Since moving to Hong Kong, Sharyn Wortman has found herself in a deeper discourse about cultural identity and the effects of Colonialism. Her work has been included in recent group shows, at ACO - ‘Moot Point’, Pao Galleries - ‘Twenty/Twenty’ and the Goethe Institute for ‘The Hong Kong Human Rights Arts Prize’.
With a previous career in advertising, she believes that powerful creative work comes from a strong concept. “Everything I do has to be conceptually sound. The starting point is the idea, the medium follows.” This methodology informs her practice as a fine artist.
Sharyn Wortman was born in 1970 in Melbourne where she completed her BA (Hons) Degree in Visual Communication at Melbourne University. She moved to London where she was nominated in The Observer as one of The Future 500 Rising Stars in 2009. In 2010 she was made a fellow of the Royal Society of the Arts in London. In 2016 she was shortlisted for the V&A Museum ‘Inspired By’ competition for her entry "Hong Cong." Sharyn Wortman has recently completed a Fine Art Degree, at Hong Kong Art School in conjunction with RMIT Melbourne.
Twenty/Twenty - Pao Galleries, Hong Kong Arts Centre, Hong Kong
Hong Kong Human Rights Art Prize, Goethe Institute, Hong Kong
MOOT Point, ACO Gallery, Hong Kong
Global Drawing Studio (curated by Greg Creek), RMIT University, Melbourne (2018),
Beyond One Kilo Unit Gallery JCCAC Hong Kong (2018)
Museum for Lost Public Notices - George Paton Gallery, Melbourne University (2017)
V&A Inspired By, Morley Gallery London (2016)

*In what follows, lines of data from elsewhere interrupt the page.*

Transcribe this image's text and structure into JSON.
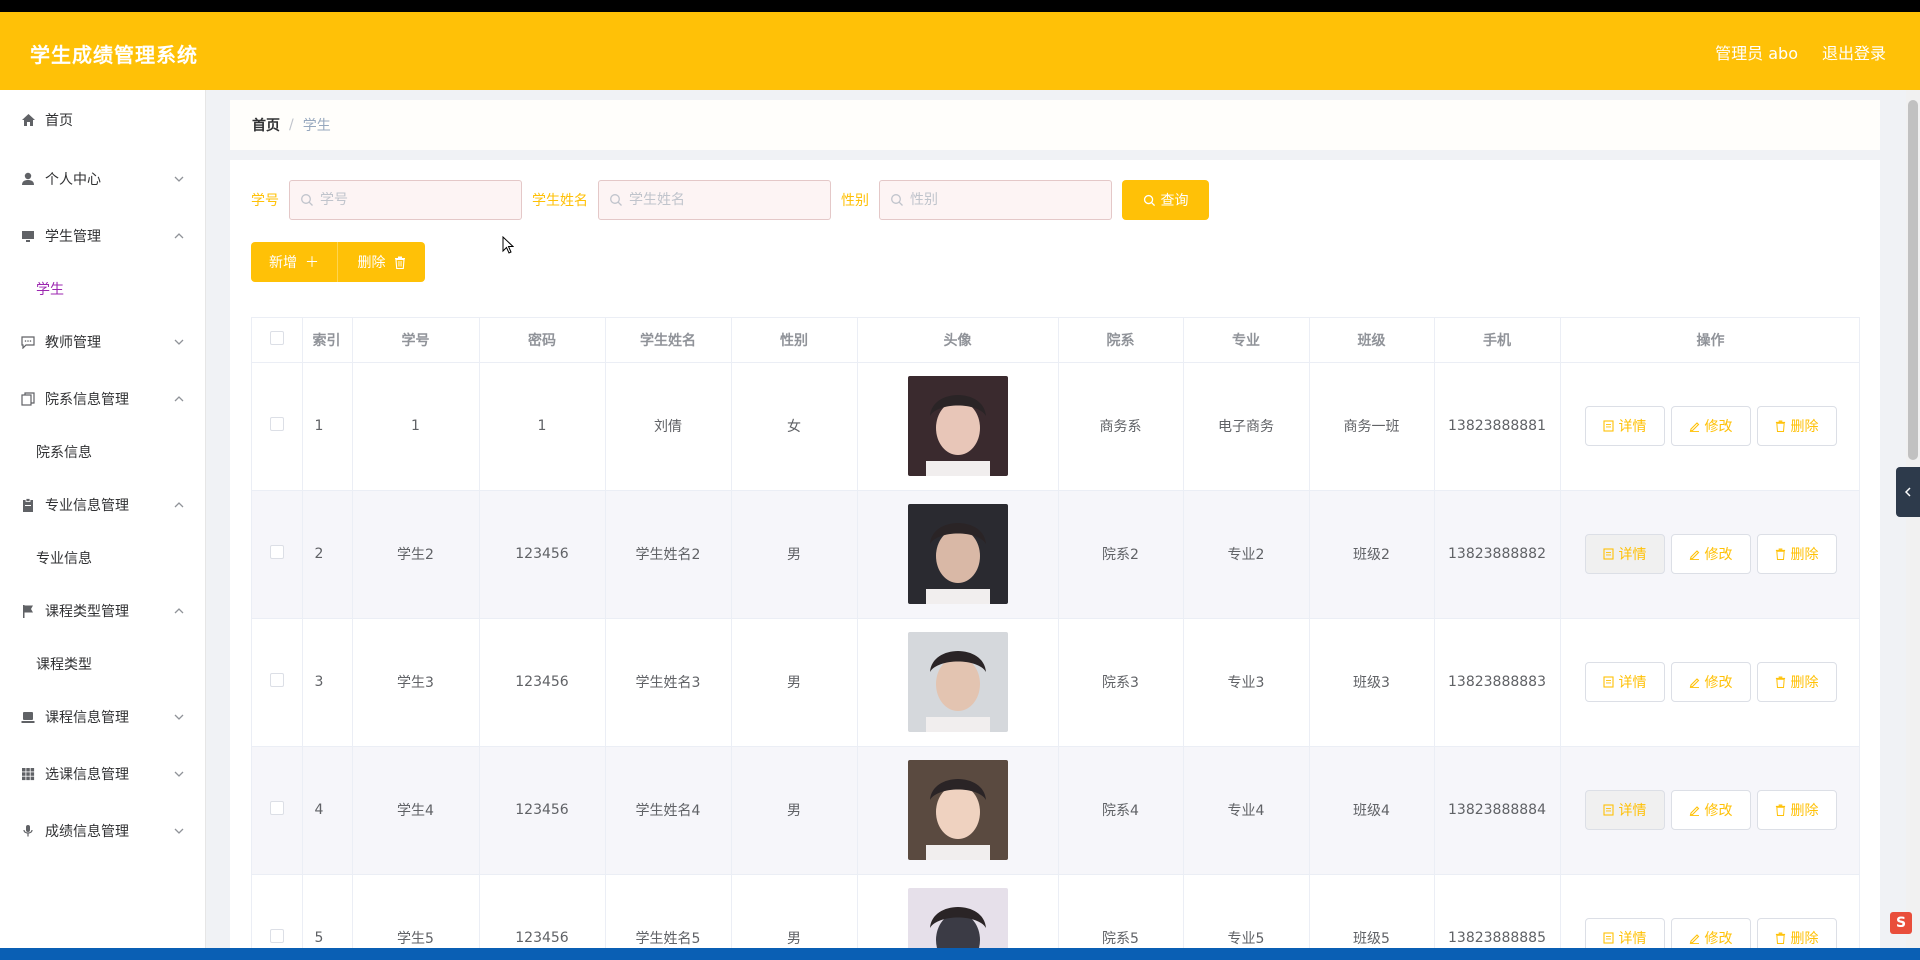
{
  "header": {
    "title": "学生成绩管理系统",
    "user_label": "管理员 abo",
    "logout_label": "退出登录"
  },
  "sidebar": {
    "items": [
      {
        "label": "首页",
        "icon": "home-icon"
      },
      {
        "label": "个人中心",
        "icon": "user-icon"
      },
      {
        "label": "学生管理",
        "icon": "monitor-icon"
      },
      {
        "label": "学生",
        "icon": ""
      },
      {
        "label": "教师管理",
        "icon": "chat-icon"
      },
      {
        "label": "院系信息管理",
        "icon": "copy-icon"
      },
      {
        "label": "院系信息",
        "icon": ""
      },
      {
        "label": "专业信息管理",
        "icon": "clipboard-icon"
      },
      {
        "label": "专业信息",
        "icon": ""
      },
      {
        "label": "课程类型管理",
        "icon": "flag-icon"
      },
      {
        "label": "课程类型",
        "icon": ""
      },
      {
        "label": "课程信息管理",
        "icon": "laptop-icon"
      },
      {
        "label": "选课信息管理",
        "icon": "grid-icon"
      },
      {
        "label": "成绩信息管理",
        "icon": "microphone-icon"
      }
    ]
  },
  "breadcrumb": {
    "home": "首页",
    "separator": "/",
    "current": "学生"
  },
  "search": {
    "student_no_label": "学号",
    "student_no_placeholder": "学号",
    "student_name_label": "学生姓名",
    "student_name_placeholder": "学生姓名",
    "gender_label": "性别",
    "gender_placeholder": "性别",
    "query_label": "查询"
  },
  "actions": {
    "add_label": "新增",
    "delete_label": "删除"
  },
  "table": {
    "columns": [
      "索引",
      "学号",
      "密码",
      "学生姓名",
      "性别",
      "头像",
      "院系",
      "专业",
      "班级",
      "手机",
      "操作"
    ],
    "rows": [
      {
        "index": "1",
        "student_no": "1",
        "password": "1",
        "name": "刘倩",
        "gender": "女",
        "department": "商务系",
        "major": "电子商务",
        "class": "商务一班",
        "phone": "13823888881"
      },
      {
        "index": "2",
        "student_no": "学生2",
        "password": "123456",
        "name": "学生姓名2",
        "gender": "男",
        "department": "院系2",
        "major": "专业2",
        "class": "班级2",
        "phone": "13823888882"
      },
      {
        "index": "3",
        "student_no": "学生3",
        "password": "123456",
        "name": "学生姓名3",
        "gender": "男",
        "department": "院系3",
        "major": "专业3",
        "class": "班级3",
        "phone": "13823888883"
      },
      {
        "index": "4",
        "student_no": "学生4",
        "password": "123456",
        "name": "学生姓名4",
        "gender": "男",
        "department": "院系4",
        "major": "专业4",
        "class": "班级4",
        "phone": "13823888884"
      },
      {
        "index": "5",
        "student_no": "学生5",
        "password": "123456",
        "name": "学生姓名5",
        "gender": "男",
        "department": "院系5",
        "major": "专业5",
        "class": "班级5",
        "phone": "13823888885"
      }
    ],
    "op_detail": "详情",
    "op_edit": "修改",
    "op_delete": "删除"
  },
  "colors": {
    "accent": "#ffc107",
    "active_menu": "#9c27b0"
  }
}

Mr Jerry Kwan Memorial Scholarship
Shortlisted for the Hong Kong Human Rights Arts Prize
Hart Haus Social Studio Grant
RMIT University Vice Chancellor’s List for Academic Excellence in 2019
Shortlisted for the V&A Museum ‘Inspired By’ competition, Morley Gallery, London (2016)
Awarded a fellowship of the Royal Society of the Arts in London. (2010)
Named by The Observer as one of The Future 500 Rising Stars (2009)
"Artworks can communicate a message just as an advertising poster can help us make sustainable choices. But this is very one dimensional. It gets interesting when materiality is taken into account. What is the work made from, why has the artist chosen to use these materials, and with what have they been juxtaposed to create a multilayered form of communication? This becomes more emotive and makes compelling work that’s more difficult to ignore."
"Hiding in Plain Sight"
Plastic, once lauded as a manufacturing miracle for its strength and inability to breakdown has become a sinister material in our environmentally conscious world. Even as a by-product of a recycling process, it’s difficult to accept as a raw material in conscientious art making.
Hiding in Plain Sight is a series of sculptures that reference the Dazzle paint schemes created by Norman Wilkinson to camouflage British ships in World War I. When placed on top of each other, the plastic tiles create dazzling stripes that echo the abstract patterns, once used to thwart German U boat captains by making the ships hard to pinpoint. By arranging the forms in different ways, the 3D shapes make a collection of objects that sit together as a fleet of abstract forms. The original material becomes obscured, hard to pinpoint and thus camouflaged.
"Hiding in Plain Sight"
Recycled Plastic and Bronze
Oil on Linen
150 x 150cm
Mankind is entering a new age. Borders are being redrawn, new invitations extended, others rescinded. Globally we are experiencing a new dawn and the shift is palpable. This kind knowing is normally only afforded to us by the rear view of history. This time however, we are more than aware.
Waterloo Dawn, a semi abstract, landscape painting was informed by many early morning ferry rides on the River Thames. The sky and river are blood red; the sun, rising. The lights on the bridge are yet to be extinguished from the previous evening. The details of Waterloo Bridge are coming into focus, forms that are yet to fully emerge, are still recognisable in scale and shape. Sinister shadows dissolve with the intrusion of the light associated with the new day.